But what about the rest of the Richard Commission’s recommendations, which it said were interlinked and vital. These were increasing the Assembly’s membership to 80 – necessary to ensure effective scrutiny of the new Welsh-determined laws – and electing them by the Single Transferable vote proportional electoral system?
I think that will now have to wait until after the 2015 Assembly election, or whenever it is held so as not clash with the Westminster election also likely to be held in that year. The next Westminster election will be fought on new constituency boundaries in Wales, to take account of the reduction of Welsh MPs, down 25 per cent from 40 to 30.
However, the existing constituency boundaries for the 40 first-past-the-post AMs will be retained for the next Assembly election after this May’s poll. But after that they will be past their sell-by-date in terms of population changes and will need to be revisited. A problem is that there is no legislation to enable that to happen. The present legislation that has gone through Parliament for the AV referendum and reducing the number of MPs in the House of Commons from 650 to 600, doesn’t mention the current Welsh boundaries except to say that they will continue for Assembly elections.
So there will need to be new legislation, now to be undertaken by the National Assembly, to revisit the Welsh constituencies after 2015. That, it seems to me, is the time when we will likely to be considering the rest of the Richard Commission’s agenda, the number of AMs and how they are elected.

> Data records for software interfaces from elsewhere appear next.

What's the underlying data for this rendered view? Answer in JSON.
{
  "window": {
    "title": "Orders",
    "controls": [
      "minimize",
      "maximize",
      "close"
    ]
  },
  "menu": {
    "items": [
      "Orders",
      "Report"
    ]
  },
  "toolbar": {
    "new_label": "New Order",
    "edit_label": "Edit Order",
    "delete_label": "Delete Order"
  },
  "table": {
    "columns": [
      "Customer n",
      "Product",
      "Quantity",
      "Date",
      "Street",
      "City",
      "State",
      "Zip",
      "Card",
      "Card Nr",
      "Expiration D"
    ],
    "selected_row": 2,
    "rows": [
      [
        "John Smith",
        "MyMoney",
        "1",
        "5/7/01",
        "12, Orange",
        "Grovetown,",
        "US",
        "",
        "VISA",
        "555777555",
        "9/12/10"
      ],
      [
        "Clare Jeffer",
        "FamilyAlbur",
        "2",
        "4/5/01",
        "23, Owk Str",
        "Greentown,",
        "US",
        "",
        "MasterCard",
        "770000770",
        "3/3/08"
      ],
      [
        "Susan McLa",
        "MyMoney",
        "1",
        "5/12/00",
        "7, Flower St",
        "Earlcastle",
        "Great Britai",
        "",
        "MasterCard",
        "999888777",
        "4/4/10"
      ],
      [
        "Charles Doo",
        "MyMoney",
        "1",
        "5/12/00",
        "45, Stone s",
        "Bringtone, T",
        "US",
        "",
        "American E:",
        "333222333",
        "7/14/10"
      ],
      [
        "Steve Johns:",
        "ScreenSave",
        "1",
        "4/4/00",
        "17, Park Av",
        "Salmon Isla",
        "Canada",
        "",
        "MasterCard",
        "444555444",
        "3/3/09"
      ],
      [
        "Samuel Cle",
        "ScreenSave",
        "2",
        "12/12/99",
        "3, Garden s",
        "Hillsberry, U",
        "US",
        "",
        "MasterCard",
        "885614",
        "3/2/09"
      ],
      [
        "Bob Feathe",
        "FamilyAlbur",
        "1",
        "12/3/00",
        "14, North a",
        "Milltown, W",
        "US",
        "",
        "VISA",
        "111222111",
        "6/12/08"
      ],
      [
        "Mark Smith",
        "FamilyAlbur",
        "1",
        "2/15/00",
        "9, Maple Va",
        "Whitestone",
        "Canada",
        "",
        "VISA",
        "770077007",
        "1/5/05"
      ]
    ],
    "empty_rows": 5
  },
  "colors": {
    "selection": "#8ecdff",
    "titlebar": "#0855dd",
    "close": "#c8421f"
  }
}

Will that require another referendum? I hardly think so. Surely these changes will be regarded as even more of a tidying up exercise than moving from Part 3 to Part 4 of the 2006 Wales Act, which was what Thursday’s referendum was about.